What is the fastest way to recover from Bell’s palsy?

The fastest way to recover from Bell’s palsy involves a combination of treatments like corticosteroids, antiviral medications, physical therapy, and eye care to manage symptoms and promote nerve healing. Recovery times vary, but improvement often begins within a few weeks, with complete recovery typically occurring within 3 to 6 months.

How long did it take you to recover from Bell’s palsy?

As an AI language model, I don’t have personal experiences, so I haven’t recovered from Bell’s palsy. However, recovery times vary greatly among individuals. Some may experience improvement within a few weeks, while for others, it may take several months. It’s essential to follow medical advice and treatment plans for the best outcome.

How do you know when Bell’s palsy is getting better?

Signs that Bell’s palsy is improving include gradual return of facial muscle movement, lessening of facial weakness, improvement in eye closure and tearing, and reduced pain or discomfort. Progress may be slow and incremental, but consistent improvement over time indicates recovery. Regular follow-ups with healthcare providers can help monitor progress.

Related topics:

latest articles

Related articles

Calcium Supplement for Breastfeeding Mothers: A Simple Guide

Importance of Calcium for Breastfeeding Mothers: Calcium is a vital mineral for breastfeeding mothers as it plays a crucial...

The Ultimate Guide to Choosing Calcium Supplements for Women’s Bone Health

1. Educational Content: Importance of Calcium for Women's Bones: Calcium is a crucial mineral for maintaining strong and healthy...

Always Feeling Hot But No Fever: Mystery & Solutions

1. Introduction and Explanation of the Symptom The sensation of always feeling hot, despite not having a fever, can...

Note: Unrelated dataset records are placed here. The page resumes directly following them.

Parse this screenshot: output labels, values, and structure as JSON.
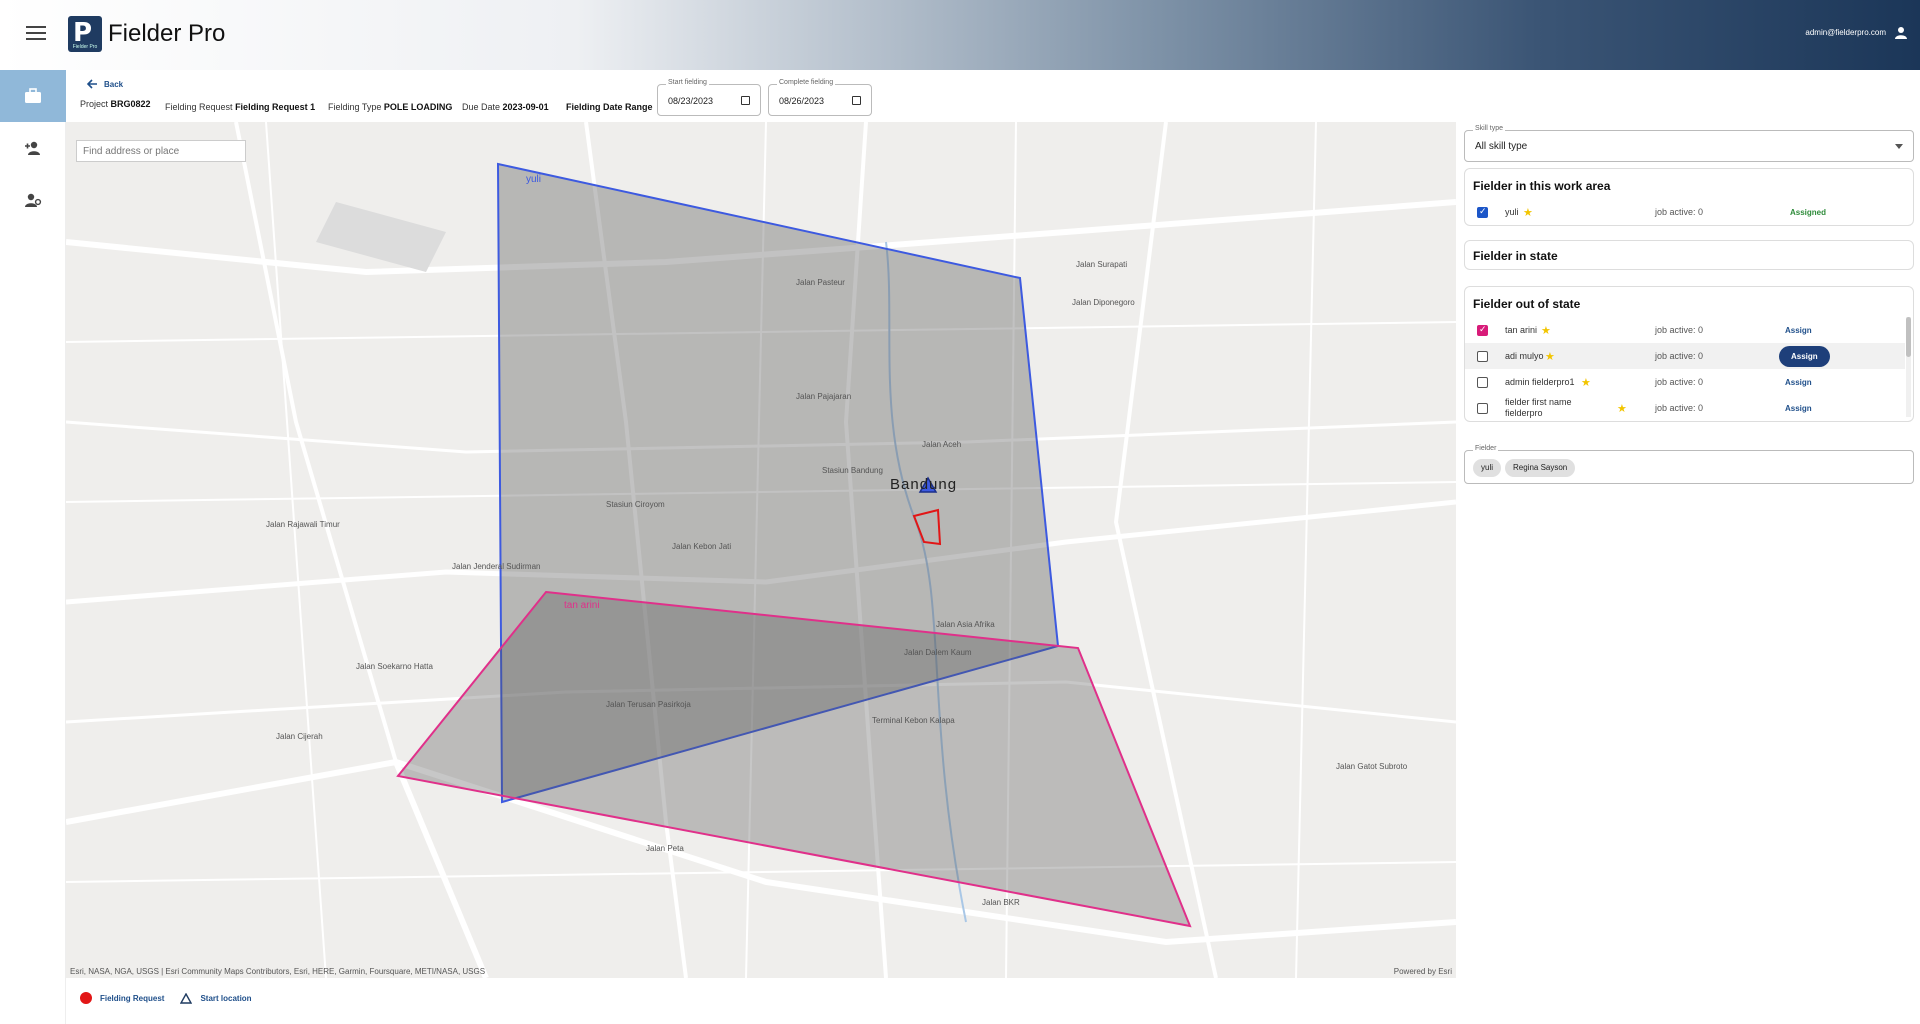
{
  "app": {
    "title": "Fielder Pro",
    "logo_sub": "Fielder Pro",
    "user_email": "admin@fielderpro.com"
  },
  "nav": {
    "back_label": "Back"
  },
  "project": {
    "project_label": "Project",
    "project_value": "BRG0822",
    "request_label": "Fielding Request",
    "request_value": "Fielding Request 1",
    "type_label": "Fielding Type",
    "type_value": "POLE LOADING",
    "due_label": "Due Date",
    "due_value": "2023-09-01",
    "range_label": "Fielding Date Range",
    "start_label": "Start fielding",
    "start_value": "08/23/2023",
    "complete_label": "Complete fielding",
    "complete_value": "08/26/2023"
  },
  "map": {
    "search_placeholder": "Find address or place",
    "city": "Bandung",
    "area_yuli": "yuli",
    "area_tan": "tan arini",
    "attribution": "Esri, NASA, NGA, USGS | Esri Community Maps Contributors, Esri, HERE, Garmin, Foursquare, METI/NASA, USGS",
    "powered": "Powered by Esri",
    "labels": [
      {
        "t": "Jalan Pasteur"
      },
      {
        "t": "Jalan Surapati"
      },
      {
        "t": "Jalan Pajajaran"
      },
      {
        "t": "Jalan Aceh"
      },
      {
        "t": "Jalan Jenderal Sudirman"
      },
      {
        "t": "Jalan Kebon Jati"
      },
      {
        "t": "Jalan Terusan Pasirkoja"
      },
      {
        "t": "Jalan Dalem Kaum"
      },
      {
        "t": "Jalan Asia Afrika"
      },
      {
        "t": "Jalan Diponegoro"
      },
      {
        "t": "Jalan Peta"
      },
      {
        "t": "Jalan BKR"
      },
      {
        "t": "Jalan Cijerah"
      },
      {
        "t": "Jalan Soekarno Hatta"
      },
      {
        "t": "Jalan Rajawali Timur"
      },
      {
        "t": "Stasiun Bandung"
      },
      {
        "t": "Stasiun Ciroyom"
      },
      {
        "t": "Terminal Kebon Kalapa"
      },
      {
        "t": "Jalan Gatot Subroto"
      }
    ]
  },
  "legend": {
    "request": "Fielding Request",
    "start": "Start location"
  },
  "panel": {
    "skill_label": "Skill type",
    "skill_value": "All skill type",
    "work_area_title": "Fielder in this work area",
    "in_state_title": "Fielder in state",
    "out_state_title": "Fielder out of state",
    "work_area": [
      {
        "name": "yuli",
        "job": "job active: 0",
        "status": "Assigned"
      }
    ],
    "out_state": [
      {
        "name": "tan arini",
        "job": "job active: 0",
        "action": "Assign"
      },
      {
        "name": "adi mulyo",
        "job": "job active: 0",
        "action": "Assign"
      },
      {
        "name": "admin fielderpro1",
        "job": "job active: 0",
        "action": "Assign"
      },
      {
        "name": "fielder first name",
        "name2": "fielderpro",
        "job": "job active: 0",
        "action": "Assign"
      }
    ],
    "fielder_label": "Fielder",
    "chips": [
      "yuli",
      "Regina Sayson"
    ]
  },
  "colors": {
    "header_dark": "#1b3658",
    "accent": "#1e3f7a",
    "area_blue": "#3d5ae0",
    "area_pink": "#e0308a",
    "request_red": "#e21616"
  }
}
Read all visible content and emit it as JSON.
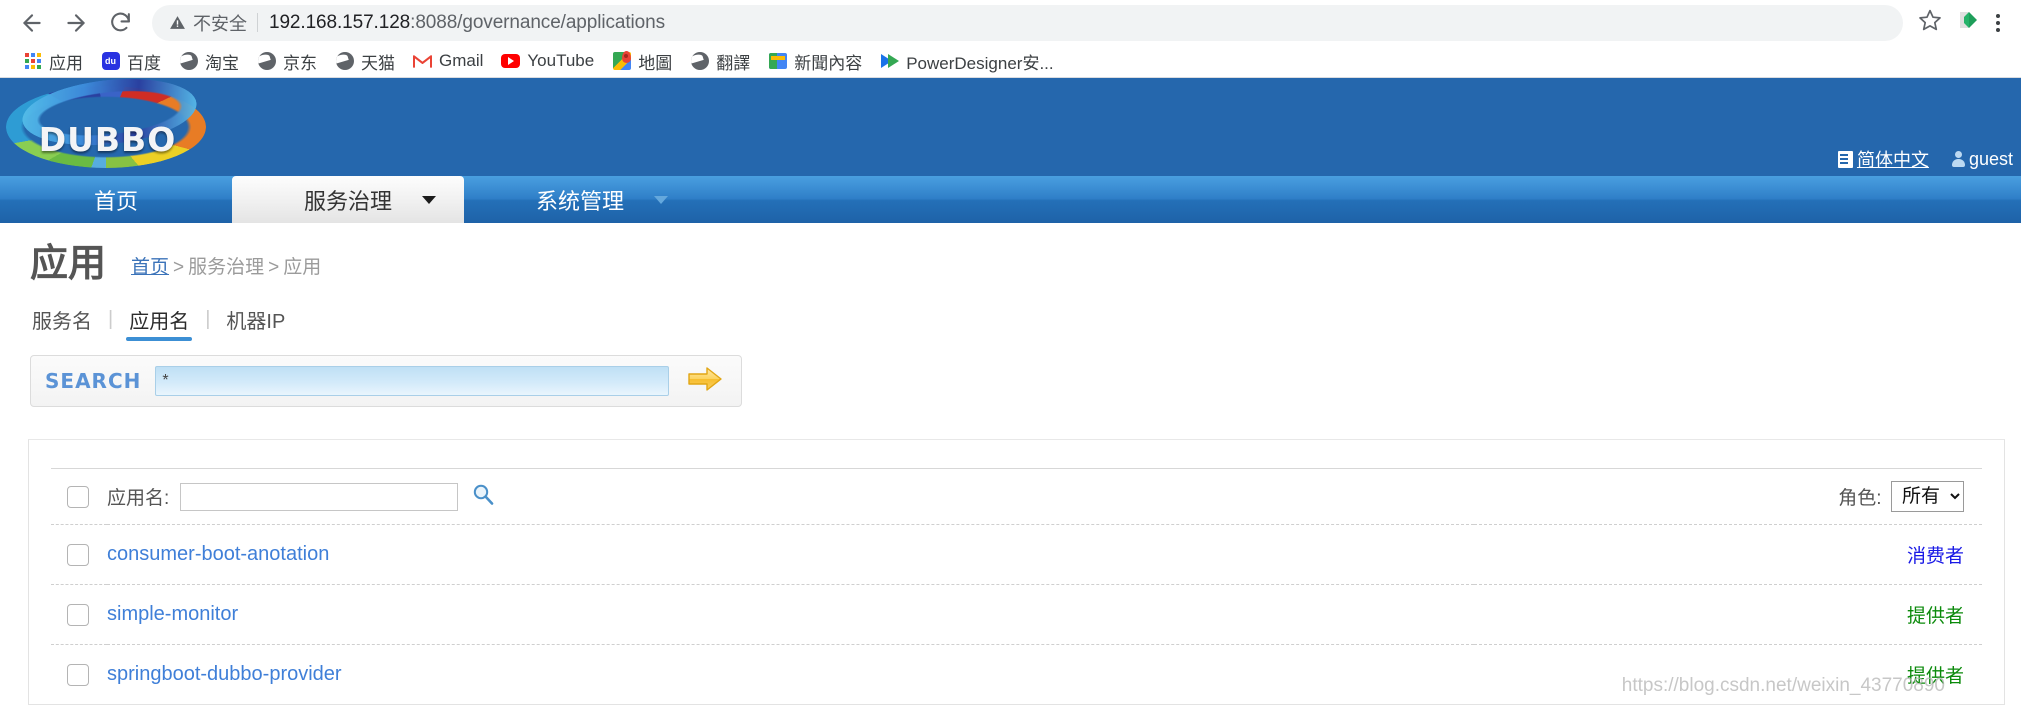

Caring for Your 3-Month-Old with a Cold: Tips & Tricks

1. Reassurance and Safety: Caring for a three-month-old with a cold can be a worrisome experience for parents, but...